Roughly 18 months ago, we wrote about why soft skills are becoming as much of a commodity as knowledge-based skills. Due to this trend, more hiring opportunities worldwide consider these skills than ever before. We take a look at how you can leverage this movement into a powerful force which works to your benefit.
Soft skills must link to company culture
First of all, it’s as imperative as ever to have a solid company culture in place. If you’re going to pin certain skills for development, you’ll probably want to tie them to your corporate culture at some stage. Furthermore, this aids both culture and skill development, as the two will reinforce each other and tend to dovetail well.
You will also need to make sure that individuals choose a development path that is beneficial to both sides. This is partly logical and partly cultural. The former keeps development boundaries relevant to the business, while the latter allows for continued education progression.
Fight against soft skills misconceptions
Far too many SA organisations don’t focus on these skills because of a lack of clarity and understanding. You will come across many objections to hiring with a stronger emphasis on soft skills. Among them are lack of perceived relevance, difficulty to see added value, low consideration for interpersonal abilities, and apparent difficulty with integration.
As a result, a large number of entities still consider soft skills as second-tier requirements. Furthermore, they take little action to address the inherent skill imbalance. This is also one of the driving factors behind employee stagnation. It can lead to staff being far too “uniform” and unable to diversify their talents without struggle.

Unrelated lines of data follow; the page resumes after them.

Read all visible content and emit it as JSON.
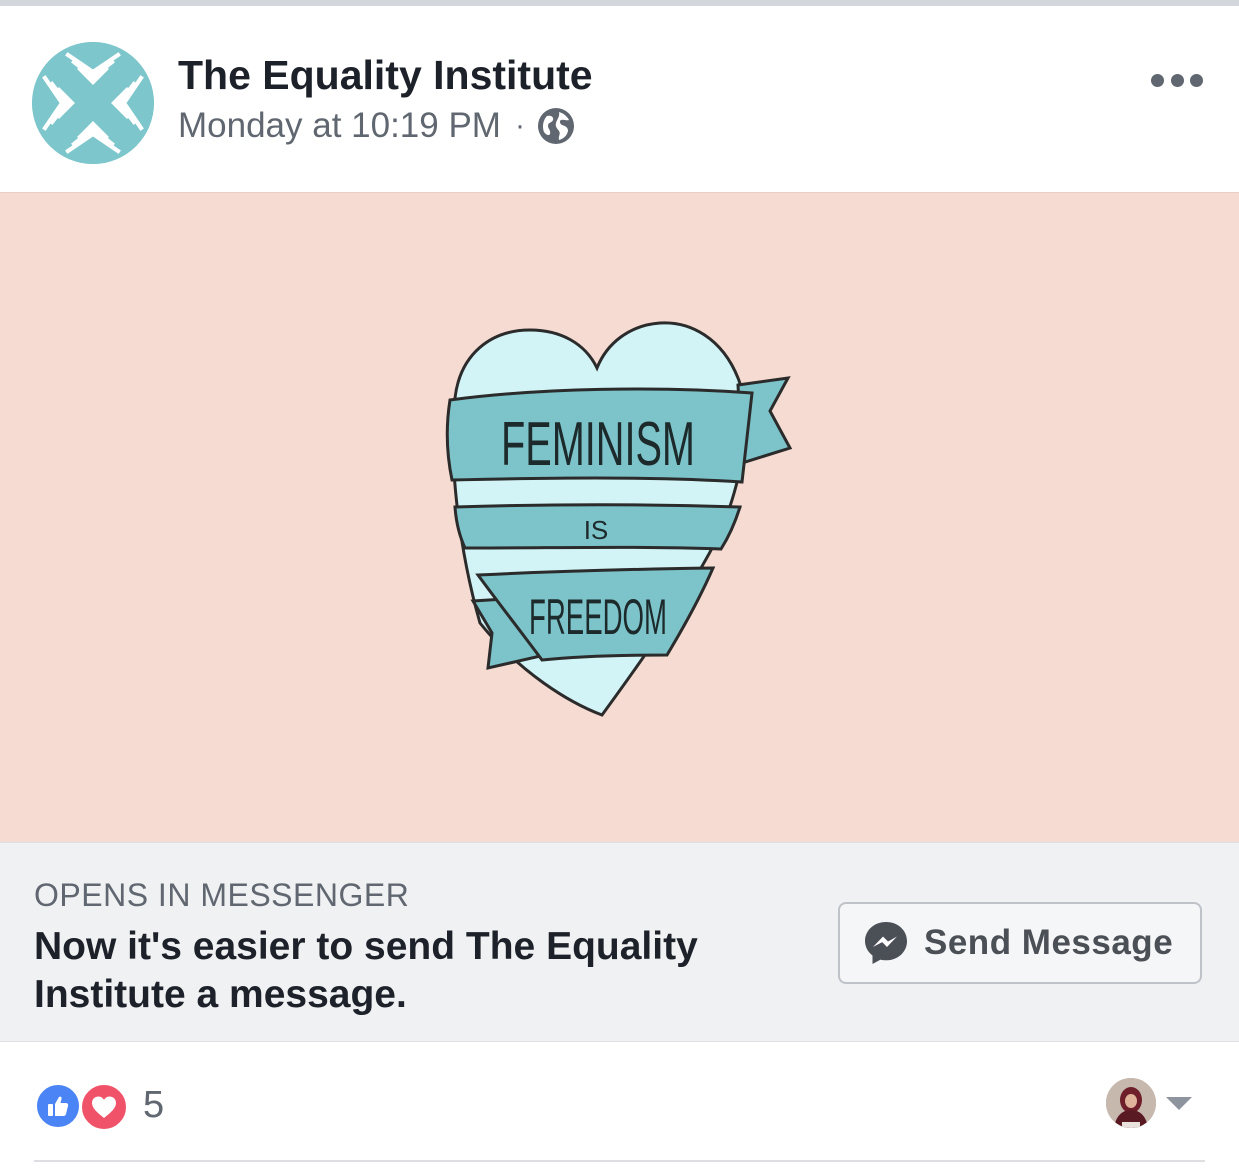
{
  "post": {
    "page_name": "The Equality Institute",
    "timestamp": "Monday at 10:19 PM",
    "separator": "·",
    "privacy_icon": "globe-icon",
    "more_icon": "more-horizontal-icon"
  },
  "media": {
    "line1": "FEMINISM",
    "line2": "IS",
    "line3": "FREEDOM",
    "background_color": "#f5dbd2",
    "heart_color": "#d2f4f7",
    "ribbon_color": "#7cc3ca"
  },
  "cta": {
    "eyebrow": "OPENS IN MESSENGER",
    "headline": "Now it's easier to send The Equality Institute a message.",
    "button_label": "Send Message",
    "button_icon": "messenger-icon"
  },
  "reactions": {
    "types": [
      "like-icon",
      "love-icon"
    ],
    "count": "5",
    "like_color": "#4a84f5",
    "love_color": "#f0526a"
  }
}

Other misconceptions include time taken to achieve soft skill proficiency and hesitation to apply “non-beneficial” training. Soft skills are actually easier to achieve success with, because they are largely based on repetition. Furthermore, the time taken for beneficial application can easily be worked into core tasks. Finally, they have added benefits in helping to set standards and raise the quality of working bar.
It should be a natural progression: all else being equal, you would choose to employ the candidate with a greater array of soft skills. Not only do they show themselves to be willing to learn outside of their core requirements, they would also be able to add more intrinsic value once in your organisation.
What do you do when they lack the soft skills inherent in your other staff, though? You have a few good options at your disposal here.
Firstly, hire the one with learning capacity. While they may not be on par with soft skills, look for a feature which shows they’re eager to learn more. Most of all, a feature which shows a desire for ongoing learning. This will help set the tone for soft skills training and integration for the employee’s entire work span.
Secondly, include the importance of soft skills (and plenty of material) in your job interviews and induction training period. It is vital that you show the standard of your organisation early on. This will help new staff align their mindset with your culture. It also sets the expectation bar at the level it needs to be for successful integration and learning.
Finally, you can include soft skills as part of a continued education requirement within new staff’s Key Performance Areas. It may take some time to filter through all employees, but in the long run you will have a pool of personnel who take charge of their own improvement. Factor in the natural benefits of including soft skills in this model, and it’s a win-win.
Adept is aware of the significant contribution of soft skills in the professional environment. We take every opportunity to encourage development of such skills and talents. Our staff enjoy the freedom to develop interests that foster better working relationships with both colleagues and clients.